However, let’s take a peek at our periodic table. This is the record for hydrogen. The periodic table does not tell you the mass of one atom of an element. It tells you the mass of one mole. That’s the mass of 6.022 times 10 to the 23 atoms. Remember that 6.022 times 10 to the 23 is Avogadro’s number N A. So, we could take the molar mass of water, divide it by N A to get the mass of a water molecule. Then take the relative atomic mass of oxygen and divide that by N A to get the mass of an oxygen atom. And then plug them in here. But there’s a much easier way.

The percentage mass of oxygen in a water molecule doesn’t change, no matter how many water molecules you have. Whether you have one water molecule or five water molecules, you’ll still have the same percentage by mass of oxygen. Even if you have so many water molecules, you need to count in moles. So instead of calculation mass of one water molecule, we can calculate the mass of one mole of water molecules. Then calculate the mass of one mole of oxygen atoms. Divide one by the other, multiply by 100 percent, and get exactly the same result.
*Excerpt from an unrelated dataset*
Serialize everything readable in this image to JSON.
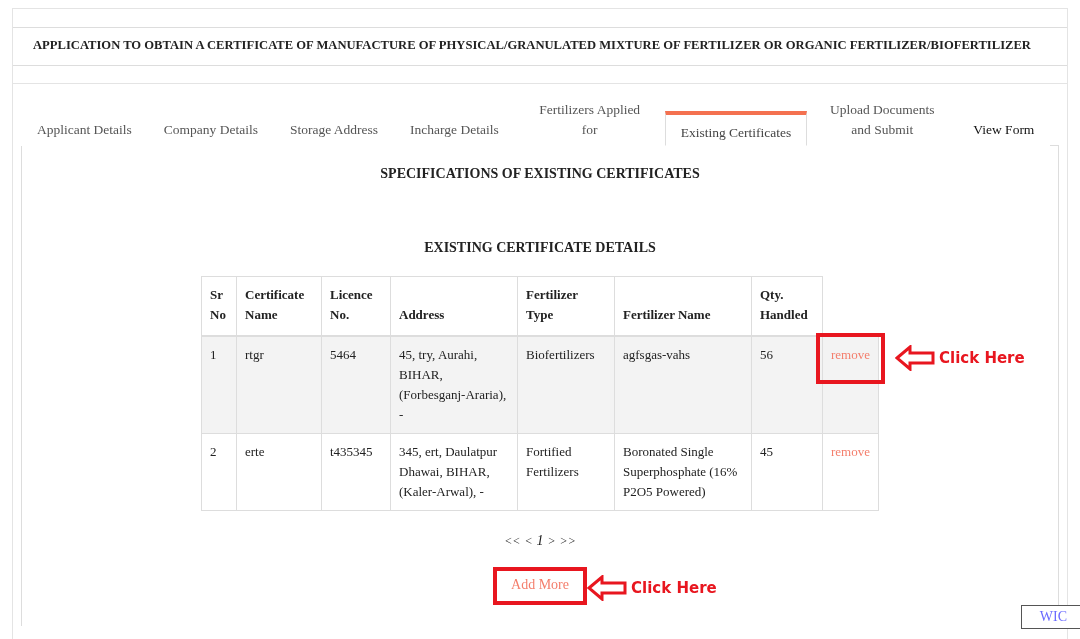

So, that’s what I’m going to do.

The first thing we need to do is calculate the molar mass of water. This is equal to two times the molar mass of hydrogen plus the molar mass of oxygen. If you use your periodic table, you can see that the atomic mass of hydrogen is 1.0 and the atomic mass of oxygen is 16.0. This means that the molar mass of water is 18.0 grams per mole. Since we’re calculating the mass of one mole of water molecules, we know that it will weigh 18 grams.

Now we can move on to step two. According to the periodic table, the relative atomic mass of oxygen is 16.0 grams per mole. Therefore, the mass of one mole of oxygen atoms is 16 grams. So, we have the mass of one mole of water molecules and the mass of the oxygen atoms in those water molecules. Now we just need to divide one by the other and multiply by 100 percent to get our answer.

This is equal to 16.0 divided by 18.0 multiplied by 100 percent. This is equal to 0.8 recurring times 100 percent, which is equal to 88.8 recurring percent. The question asks that our answer is given to one decimal place. So, the percentage of oxygen by mass in a molecule of water is equal to 88.9 percent.

This was just one way of doing things. As I mentioned, you could have worked out the mass of the water molecule and the mass of an oxygen atom. But you would’ve needed to do more calculation steps, could’ve made mistakes or could have more rounding errors. This way is the most efficient route to the answer. Although, you may have noticed that we didn’t need to work out the mass of one mole of each substance. We could have used the molar masses straightaway because the units cancel. Either way, this would’ve led to our final answer of 88.9 percent.